Two weeks ago, New York Magazine caught up with Berkeley Breathed (apparently [part] of his real name), creator of Bloom County, a comic strip popular in the 80s, as well as several less popular spin-offs. Their conversation turned to something I’ve been thinking a little bit about lately: what happened to the funny pages?
They’re still there, of course, every day in the tabloids—and in a big color wrap-around in Sunday’s Daily News. But have you tried to read them lately? None of them are funny. Not a single one. “People loved comics the last 100 years, and they’re dying,” Breathed said. “Nobody talks about it. They’re not even noticing.”
Well, I was noticing. At first, I thought it might be a case of nostalgia and the romanticization of my youth, common to all generations: that things—music, movies, TV, etc.—were better when I was growing up. The old Teenage Mutant Ninja Turtles cartoon was so much cooler than today’s TMNT. Same for Batman. (Well, that one’s true.) But this isn’t the case for the comix. The Funny Pages, once (historically and in recent memory) a place where innovative graphic storytellers could flourish, has become the stalest of media, a blandly reactionary black hole, an artspace clinging to committee-approved formulae.
As often happens to artists of all kinds, those in old age are losing their bite. The Lockhorns, which used to be a hilariously caustic portrayal of a contemptuous couple, now relies on lazy jokes about new technologies, like text messaging. Doonesbury hasn’t been relevant in about 30 years, but these days, like The Lockhorns, it reads like dispatches from a totally out-of-touch grandpa struggling to show off his with-it-ness. This Sunday’s strip was full of corny jokes about Twitter (hyuk hyuk!) and Contemporary Politics: says a tent-city franchisee, “There were no TARP funds to buy tarps!” That shit wouldn’t fly in the Catskills. And this is the age of The Daily Show.
Also this Sunday, Hagar the Horrible didn’t want to eat his vegetables. Family Circus, God help us, is still publishing, as is Blondie and Beetle Bailey, all dishing out stale gags as always. This week’s Dilbert revolved around a joke involving—wait for it—the inefficiency of hierarchies and chains of command.
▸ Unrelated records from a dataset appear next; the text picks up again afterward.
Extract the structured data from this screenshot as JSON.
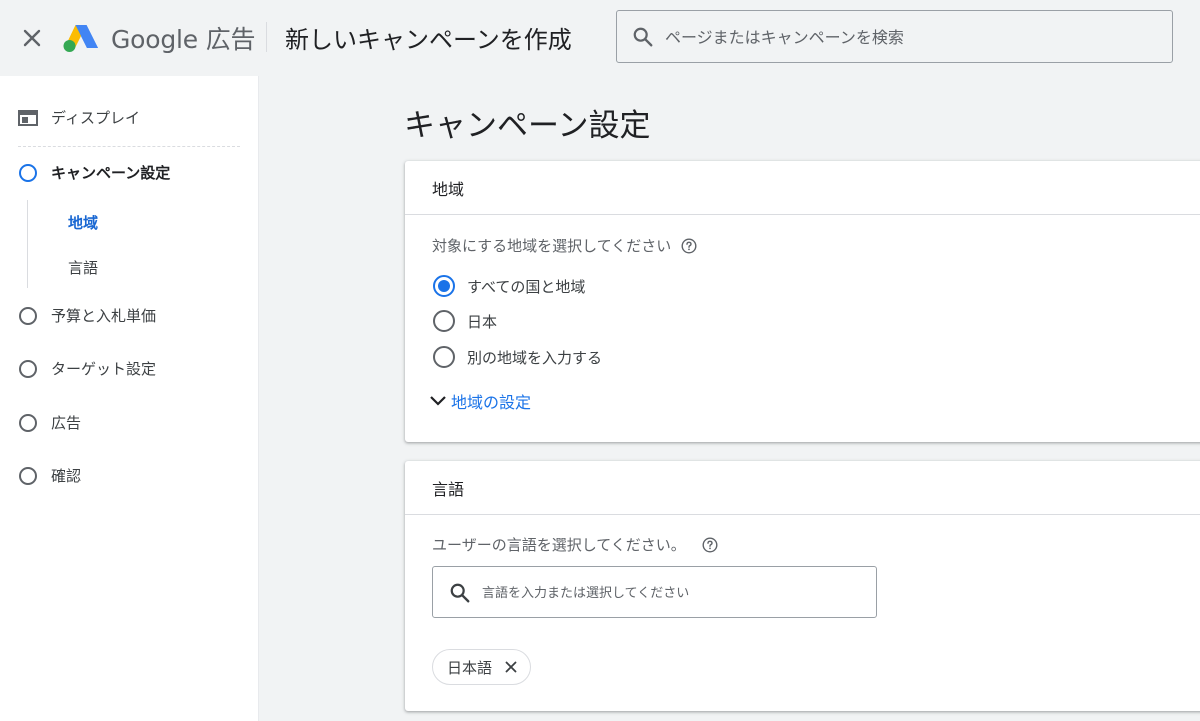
{
  "header": {
    "close_icon": "close-icon",
    "logo_icon": "google-ads-logo",
    "logo_text": "Google 広告",
    "title": "新しいキャンペーンを作成",
    "search": {
      "icon": "search-icon",
      "placeholder": "ページまたはキャンペーンを検索",
      "value": ""
    }
  },
  "sidebar": {
    "items": [
      {
        "label": "ディスプレイ",
        "icon": "display-icon"
      },
      {
        "label": "キャンペーン設定",
        "icon": "circle-icon",
        "active": true
      },
      {
        "label": "予算と入札単価",
        "icon": "circle-icon"
      },
      {
        "label": "ターゲット設定",
        "icon": "circle-icon"
      },
      {
        "label": "広告",
        "icon": "circle-icon"
      },
      {
        "label": "確認",
        "icon": "circle-icon"
      }
    ],
    "sub_items": [
      {
        "label": "地域",
        "active": true
      },
      {
        "label": "言語",
        "active": false
      }
    ]
  },
  "main": {
    "title": "キャンペーン設定",
    "location_card": {
      "header": "地域",
      "prompt": "対象にする地域を選択してください",
      "help_icon": "help-icon",
      "options": [
        {
          "label": "すべての国と地域",
          "checked": true
        },
        {
          "label": "日本",
          "checked": false
        },
        {
          "label": "別の地域を入力する",
          "checked": false
        }
      ],
      "expand_label": "地域の設定",
      "expand_icon": "chevron-down-icon"
    },
    "language_card": {
      "header": "言語",
      "prompt": "ユーザーの言語を選択してください。",
      "help_icon": "help-icon",
      "search": {
        "icon": "search-icon",
        "placeholder": "言語を入力または選択してください",
        "value": ""
      },
      "chips": [
        {
          "label": "日本語",
          "remove_icon": "close-icon"
        }
      ]
    }
  },
  "colors": {
    "accent": "#1a73e8",
    "background": "#f1f3f4",
    "card": "#ffffff"
  }
}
In an office setting!
The unique problem of the Funny Pages is that no new generation has emerged to accept the mantle that Charles Schulz, Old School Trudeau, Gary Larson and Bill Watterson—artists who anchored the pages in the 80s and 90s (and, for the first two, even earlier) with their artful and clever comics—tried to pass down.
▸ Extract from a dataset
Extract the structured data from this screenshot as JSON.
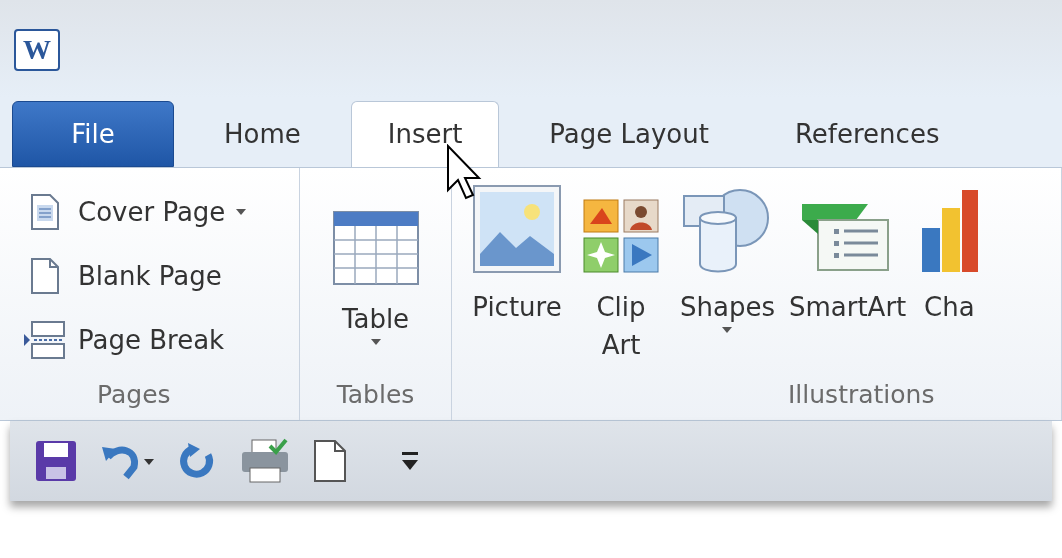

The new comics are worse than the “moribund franchises” next to which they appear: The Argyle Sweater and Tundra (the worst of them all) bastardize The Far Side’s legacy with watered-down imitation; Zits and the insufferable Girls & Sports try to capture the zeitgeist—being a teenager (e.g. “Six Reasons Why Zombies Would Make Good Parents”) and being a young and single, respectively—with jokes as cutting-edge as those told by the guest-comics on Leno’s new show; Get Fuzzy is a humorless replacement for Garfield because, presumably, we’ll always need a strip about a man’s relationship to his krazy kat.
Perhaps such a study is unfair: after all, today’s young artists interested in the comic strip format probably aren’t publishing in the Sunday Daily News: they’re probably on-line. But, as far as I can tell, there have been no great Internet breakthroughs, no popular strips radically changing or challenging the medium’s established format. The majority of today’s comics, whether in print or on-line, mainstream or underground, seem to be like those straight-to-DVD releases that rip-off whatever has proven popular. Snakes on a Train. Transmorphers. The DaVinci Treasure.
Alternative comics are hardly faring better. Earlier this year, Tom Tomorrow’s This Modern World was suspended by Village Voice Media, which controls a significant number of the country’s Alternative presses, along with all other comics. It has since been reinstated, but even that once trenchant strip has become bland in its predictability.
It may be that the comic strip has reached its endpoint: that what began its greatness with Winsor McCay and George Herriman can be taken no farther. But Berkeley Breathed offers a more compelling hypothesis: “The future great cartoonists aren’t sending their stuff to newspapers anymore,” he told New York. “They are rightfully working on graphic novels or doing something else.”
With the legitimization of the comic book, artists no longer aspire to be the next Charles Schulz: they want to be the next Art Spiegelman.
I caught Inherit the Wind for the dozenth time this weekend, and was particularly caught by one of Spencer Tracy’s big speeches: “Progress has never been a bargain. You have to pay for it,” he says. “You can have a telephone but you lose privacy and the charm of distance…you may conquer the air but the birds will lose their wonder. And the clouds will smell of gasoline.” You may get your graphic novels, America, your legitimate comics, your Mauses and your Watchmens. But you’ll never have another Peanuts. Talking about the time when “the newspaper comic strip [was] a pop-culture superpower,” Breathed told New York, “It will never happen again.” The Funny Pages are dead.